We live in the world of "big data," where more data is almost always considered better. Data is usually seen as a raw material - the stuff from which models are built and decisions are made. We may not know, see, or even care where the underlying data comes from. But sometimes our instincts run afoul of laws that decree that too much data, or data from the wrong source, is illegal. This talk is an exploration the legal concepts of ownership and provenance: how the law restricts what data we can use, and ways we can act within the law and reduce risk.
We sometimes think of data as just "facts," existing outside of any sort of ownership or legal structure. But the law doesn't always see it that way. Sometimes observations are owned by those who observe and sometimes by those who are observed. There are certain types of data, such as market-moving information, that may be legal or illegal to use depending on how you learned it.
The problem is that the boundary of ownership – and the duties associated with protecting that data – change as data moves through your data pipeline. Moreover, the duties associated with the data you hold change all the time based upon both the law and our ability to combine or de-anonymize datasets.
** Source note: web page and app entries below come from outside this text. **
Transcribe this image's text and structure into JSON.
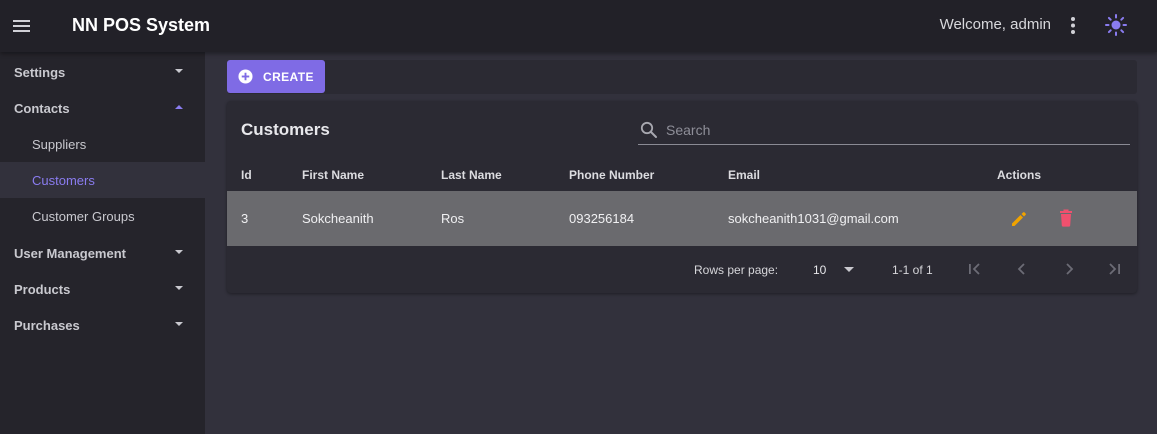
{
  "app": {
    "title": "NN POS System",
    "welcome": "Welcome, admin"
  },
  "sidebar": {
    "items": [
      {
        "label": "Settings"
      },
      {
        "label": "Contacts"
      },
      {
        "label": "Suppliers"
      },
      {
        "label": "Customers"
      },
      {
        "label": "Customer Groups"
      },
      {
        "label": "User Management"
      },
      {
        "label": "Products"
      },
      {
        "label": "Purchases"
      }
    ],
    "active": "Customers"
  },
  "toolbar": {
    "create_label": "CREATE"
  },
  "table": {
    "title": "Customers",
    "search_placeholder": "Search",
    "columns": [
      "Id",
      "First Name",
      "Last Name",
      "Phone Number",
      "Email",
      "Actions"
    ],
    "rows": [
      {
        "id": "3",
        "first_name": "Sokcheanith",
        "last_name": "Ros",
        "phone": "093256184",
        "email": "sokcheanith1031@gmail.com"
      }
    ]
  },
  "pagination": {
    "rows_per_page_label": "Rows per page:",
    "rows_per_page": "10",
    "range": "1-1 of 1"
  },
  "colors": {
    "accent": "#7f6be5",
    "edit": "#f0a300",
    "delete": "#f0506e"
  },
  "icons": [
    "menu-icon",
    "more-vert-icon",
    "theme-toggle-icon",
    "add-circle-icon",
    "search-icon",
    "edit-icon",
    "delete-icon",
    "first-page-icon",
    "prev-page-icon",
    "next-page-icon",
    "last-page-icon"
  ]
}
Further, once we have established ownership, there is the difficulty of proving where we learned certain pieces of information, and tracking that metadata through a processing pipeline. We also need to build in controls into certain sorts of data applications, because there are also some types of information that are legal to use when separated, but may be illegal when brought together under certain circumstances.